With a 17.3-Megapixel 1/2.3" sensor, this camcorder is actually over-equipped for video, even HD video! Panasonic's product documentation explains that just over 4 Megapixels are actually used in video mode. So why does the V720 need so many pixels? And do they really bring anything to image quality?

The HC-V720 does a very good job with our test card for precision. It's no match for the X920, but the results are impressive for a camcorder at this price point. The image looks a little too over-emphasised for our liking (with an "unsharp mask" kind of look to it) and the effects of compression are a little more noticeable in certain conditions. Still, on the whole, the sensor and lens work together to give very good results. Low-light performances are decent too. Sensitivity isn't amazing, but the image stays clean. And with an effective optical stabilisation system onboard, you can really make the most of that 21x zoom. Even when using the camcorder handheld, you can still film reasonable-quality video with a focal length of more than 700 mm. Plus, an "Active" mode takes the stabilisation system up a gear for static shots at long focal lengths (and you should probably stick to static shots, otherwise the image hangs and tends not to look smooth). It's a bit like having a virtual monopod to hand. The results in "Active" mode are fine even if the image is still a bit too gaudy.

You can shoot 9-Megapixel (via extrapolation) still shots while filming video. These come out looking more or less OK. In photo mode, the HC-V720 can shoot at up to 20 Megapixels (even though the sensor only has 17.3 Mpx), again by using extrapolation. The results are a little better. Detail is decent even if shots have a bit of an over-exaggerated look. It's perfectly acceptable quality for small-sized prints or onscreen viewing.

V720 test card

Improved Wi-Fi Set-Up
Panasonic is without a doubt the camcorder-maker that gets the best out of Wi-Fi connectivity. For starters, the firm's Android and iOS apps can be used to pilot the camcorder remotely with the display mirrored on your smartphone or tablet. On top of that, you can use your camcorder as a surveillance camera by connecting the V720 to a local Wi-Fi network over which it can send images at regular intervals. You can even set up live streaming with the V720 via a Ustream account.

And the good news is that the tiresome set-up process seen in early Wi-Fi models has been simplified this time around. Anyone with an NFC smartphone can simply tap their mobile against the V720 for automatic set-up. Alternatively, you can scan a QR code or, as a last resort, enter all the connection details manually.


  • Image quality
  • Lightweight build
  • Wi-Fi with easy set-up and good range of functions
  • 5.1 audio
  • Built-in LED light
  • 21x zoom lens starting at 28 mm


  • No viewfinder, glossy screen prone to reflections in bright sunlight
  • No slow-motion video or 720p mode
  • Accessories shoe has to be manually connected to the camcorder
  • No headphones socket
  • SD card slot on the underside
  • Very plastic finish
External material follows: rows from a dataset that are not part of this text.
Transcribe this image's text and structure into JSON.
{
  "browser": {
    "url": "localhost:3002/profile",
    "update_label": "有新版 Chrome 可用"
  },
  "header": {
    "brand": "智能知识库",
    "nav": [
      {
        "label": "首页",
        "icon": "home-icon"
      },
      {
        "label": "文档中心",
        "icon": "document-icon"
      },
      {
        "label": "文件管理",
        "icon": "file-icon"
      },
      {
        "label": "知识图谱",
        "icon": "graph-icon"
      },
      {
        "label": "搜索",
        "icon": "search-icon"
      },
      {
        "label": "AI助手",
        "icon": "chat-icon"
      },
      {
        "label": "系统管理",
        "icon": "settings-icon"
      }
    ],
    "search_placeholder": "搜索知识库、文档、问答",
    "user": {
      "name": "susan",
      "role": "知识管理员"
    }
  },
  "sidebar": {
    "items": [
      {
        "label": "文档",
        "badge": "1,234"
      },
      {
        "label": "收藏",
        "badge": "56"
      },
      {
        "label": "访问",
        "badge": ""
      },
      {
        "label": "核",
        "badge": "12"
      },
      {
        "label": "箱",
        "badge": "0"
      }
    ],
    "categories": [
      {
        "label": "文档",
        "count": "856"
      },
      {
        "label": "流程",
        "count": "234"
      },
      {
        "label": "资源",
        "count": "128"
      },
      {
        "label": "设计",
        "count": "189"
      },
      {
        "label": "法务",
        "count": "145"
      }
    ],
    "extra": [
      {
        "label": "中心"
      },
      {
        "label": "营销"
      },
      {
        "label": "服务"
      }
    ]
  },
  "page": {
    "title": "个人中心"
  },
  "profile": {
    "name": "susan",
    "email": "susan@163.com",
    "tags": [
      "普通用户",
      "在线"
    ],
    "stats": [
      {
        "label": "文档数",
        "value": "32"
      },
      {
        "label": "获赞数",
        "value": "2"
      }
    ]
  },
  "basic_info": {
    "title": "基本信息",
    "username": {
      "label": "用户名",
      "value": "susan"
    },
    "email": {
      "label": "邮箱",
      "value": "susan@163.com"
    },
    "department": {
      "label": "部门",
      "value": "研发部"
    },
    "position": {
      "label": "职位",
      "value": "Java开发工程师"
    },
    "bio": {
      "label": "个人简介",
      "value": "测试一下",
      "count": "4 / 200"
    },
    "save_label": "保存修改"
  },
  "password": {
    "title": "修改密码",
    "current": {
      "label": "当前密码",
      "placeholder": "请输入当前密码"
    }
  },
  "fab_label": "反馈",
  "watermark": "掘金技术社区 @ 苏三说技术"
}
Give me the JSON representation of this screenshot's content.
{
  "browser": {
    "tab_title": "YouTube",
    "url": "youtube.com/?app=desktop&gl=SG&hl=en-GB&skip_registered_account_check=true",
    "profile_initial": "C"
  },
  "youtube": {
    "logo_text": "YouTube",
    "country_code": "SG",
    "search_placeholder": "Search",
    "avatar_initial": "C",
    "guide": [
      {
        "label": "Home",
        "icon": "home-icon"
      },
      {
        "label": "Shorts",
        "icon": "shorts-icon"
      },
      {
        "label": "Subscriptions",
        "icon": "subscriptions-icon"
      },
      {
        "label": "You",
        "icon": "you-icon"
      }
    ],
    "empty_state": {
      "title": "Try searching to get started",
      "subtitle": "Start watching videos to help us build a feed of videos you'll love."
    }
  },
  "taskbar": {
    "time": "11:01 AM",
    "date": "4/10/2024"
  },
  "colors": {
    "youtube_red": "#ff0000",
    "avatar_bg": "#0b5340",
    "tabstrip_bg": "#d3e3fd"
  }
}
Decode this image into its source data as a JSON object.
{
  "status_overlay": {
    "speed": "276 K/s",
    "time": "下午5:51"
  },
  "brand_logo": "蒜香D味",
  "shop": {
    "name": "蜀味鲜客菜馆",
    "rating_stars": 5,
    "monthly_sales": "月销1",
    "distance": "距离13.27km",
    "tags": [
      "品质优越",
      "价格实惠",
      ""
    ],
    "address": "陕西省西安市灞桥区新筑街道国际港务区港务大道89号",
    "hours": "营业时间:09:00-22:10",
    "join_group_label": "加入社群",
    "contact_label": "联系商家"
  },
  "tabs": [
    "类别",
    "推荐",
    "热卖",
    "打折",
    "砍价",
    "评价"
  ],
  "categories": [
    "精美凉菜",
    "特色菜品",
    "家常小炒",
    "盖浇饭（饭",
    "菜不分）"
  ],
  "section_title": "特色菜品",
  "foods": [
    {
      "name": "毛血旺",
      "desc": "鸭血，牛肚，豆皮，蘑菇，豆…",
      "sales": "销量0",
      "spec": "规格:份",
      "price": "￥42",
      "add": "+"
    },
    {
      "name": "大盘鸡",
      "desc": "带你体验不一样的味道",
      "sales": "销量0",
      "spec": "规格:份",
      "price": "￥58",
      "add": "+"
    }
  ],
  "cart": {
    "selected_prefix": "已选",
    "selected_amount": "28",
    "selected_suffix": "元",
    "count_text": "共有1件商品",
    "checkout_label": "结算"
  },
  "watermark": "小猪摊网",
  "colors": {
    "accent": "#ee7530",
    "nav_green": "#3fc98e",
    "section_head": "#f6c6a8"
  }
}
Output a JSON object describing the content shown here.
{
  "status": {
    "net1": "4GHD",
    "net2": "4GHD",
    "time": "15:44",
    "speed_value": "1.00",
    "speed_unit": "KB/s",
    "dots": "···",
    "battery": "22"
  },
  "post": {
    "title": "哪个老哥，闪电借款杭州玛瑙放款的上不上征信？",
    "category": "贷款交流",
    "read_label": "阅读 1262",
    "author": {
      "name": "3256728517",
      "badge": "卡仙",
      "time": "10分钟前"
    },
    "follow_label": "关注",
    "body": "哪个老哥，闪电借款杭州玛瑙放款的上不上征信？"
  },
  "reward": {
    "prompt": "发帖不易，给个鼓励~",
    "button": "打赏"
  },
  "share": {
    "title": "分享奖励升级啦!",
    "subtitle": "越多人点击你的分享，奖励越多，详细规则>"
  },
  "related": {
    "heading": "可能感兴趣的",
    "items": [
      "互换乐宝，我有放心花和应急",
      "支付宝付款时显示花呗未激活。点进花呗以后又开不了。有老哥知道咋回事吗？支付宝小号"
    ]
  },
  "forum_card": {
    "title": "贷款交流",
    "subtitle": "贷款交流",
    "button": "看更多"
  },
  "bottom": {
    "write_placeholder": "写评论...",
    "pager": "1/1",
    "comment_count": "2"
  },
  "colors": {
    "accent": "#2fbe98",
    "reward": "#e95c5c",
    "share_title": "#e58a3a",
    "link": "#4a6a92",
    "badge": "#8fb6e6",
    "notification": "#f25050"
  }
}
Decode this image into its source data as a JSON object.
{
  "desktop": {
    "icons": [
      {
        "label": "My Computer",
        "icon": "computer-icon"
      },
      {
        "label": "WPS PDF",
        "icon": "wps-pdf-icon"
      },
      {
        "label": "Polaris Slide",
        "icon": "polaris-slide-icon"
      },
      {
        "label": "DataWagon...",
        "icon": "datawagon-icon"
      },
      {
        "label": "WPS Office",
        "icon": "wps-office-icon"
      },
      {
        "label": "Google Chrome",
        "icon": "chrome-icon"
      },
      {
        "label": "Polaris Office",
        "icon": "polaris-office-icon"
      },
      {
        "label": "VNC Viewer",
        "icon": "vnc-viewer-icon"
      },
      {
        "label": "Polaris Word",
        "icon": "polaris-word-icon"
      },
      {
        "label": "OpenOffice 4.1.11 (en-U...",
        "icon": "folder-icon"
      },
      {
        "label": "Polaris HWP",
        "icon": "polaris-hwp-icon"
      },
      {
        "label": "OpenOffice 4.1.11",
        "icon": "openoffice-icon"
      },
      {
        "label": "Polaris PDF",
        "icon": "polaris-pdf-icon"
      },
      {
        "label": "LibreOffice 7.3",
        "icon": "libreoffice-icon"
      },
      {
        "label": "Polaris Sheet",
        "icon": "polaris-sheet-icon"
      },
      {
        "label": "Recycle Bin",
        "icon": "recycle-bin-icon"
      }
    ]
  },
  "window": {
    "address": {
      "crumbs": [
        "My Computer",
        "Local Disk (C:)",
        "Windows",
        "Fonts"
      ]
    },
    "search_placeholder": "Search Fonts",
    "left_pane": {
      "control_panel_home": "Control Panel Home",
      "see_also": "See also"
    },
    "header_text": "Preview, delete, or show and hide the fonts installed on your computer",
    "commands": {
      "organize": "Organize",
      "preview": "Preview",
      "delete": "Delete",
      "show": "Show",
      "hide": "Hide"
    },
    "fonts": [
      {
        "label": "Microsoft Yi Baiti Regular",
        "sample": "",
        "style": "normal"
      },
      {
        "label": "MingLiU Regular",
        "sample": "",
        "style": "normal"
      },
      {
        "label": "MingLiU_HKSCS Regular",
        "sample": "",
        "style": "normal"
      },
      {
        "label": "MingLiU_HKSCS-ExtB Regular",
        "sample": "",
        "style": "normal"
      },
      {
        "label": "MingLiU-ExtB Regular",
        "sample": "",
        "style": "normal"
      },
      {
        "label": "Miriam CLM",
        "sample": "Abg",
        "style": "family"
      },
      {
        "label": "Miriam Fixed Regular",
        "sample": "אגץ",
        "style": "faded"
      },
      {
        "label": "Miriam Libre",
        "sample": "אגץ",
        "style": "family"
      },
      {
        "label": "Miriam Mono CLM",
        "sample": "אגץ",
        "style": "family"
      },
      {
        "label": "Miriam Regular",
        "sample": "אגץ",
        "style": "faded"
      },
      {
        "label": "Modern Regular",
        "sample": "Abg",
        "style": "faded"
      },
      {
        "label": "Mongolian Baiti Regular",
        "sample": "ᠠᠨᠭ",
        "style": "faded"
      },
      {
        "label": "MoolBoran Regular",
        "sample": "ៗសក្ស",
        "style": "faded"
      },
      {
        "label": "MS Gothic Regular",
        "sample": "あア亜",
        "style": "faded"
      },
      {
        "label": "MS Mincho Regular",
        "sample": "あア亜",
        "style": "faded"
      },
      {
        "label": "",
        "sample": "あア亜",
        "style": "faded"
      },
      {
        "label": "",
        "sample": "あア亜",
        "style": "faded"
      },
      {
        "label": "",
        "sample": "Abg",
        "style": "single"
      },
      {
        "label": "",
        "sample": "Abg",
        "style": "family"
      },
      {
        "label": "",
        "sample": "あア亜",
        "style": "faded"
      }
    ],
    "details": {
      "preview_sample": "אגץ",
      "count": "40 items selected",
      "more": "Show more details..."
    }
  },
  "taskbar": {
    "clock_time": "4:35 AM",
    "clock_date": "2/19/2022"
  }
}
Although it's a shame that there's no headphones socket, the Panasonic HC-V720 is still an attractive camcorder with good image quality and an interesting selection of specs, including a 21x wide-angle zoom lens, 5.1 audio recording, Wi-Fi and an effective optical image stabiliser.
4 Panasonic HC-V720 DigitalVersus 2013-09-10 10:05:00
Compare: Panasonic HC-V720 to its competitors
Add to favorites

USER REVIEWS (0) 3.7/5

No users have reviewed this product yet. Post a user review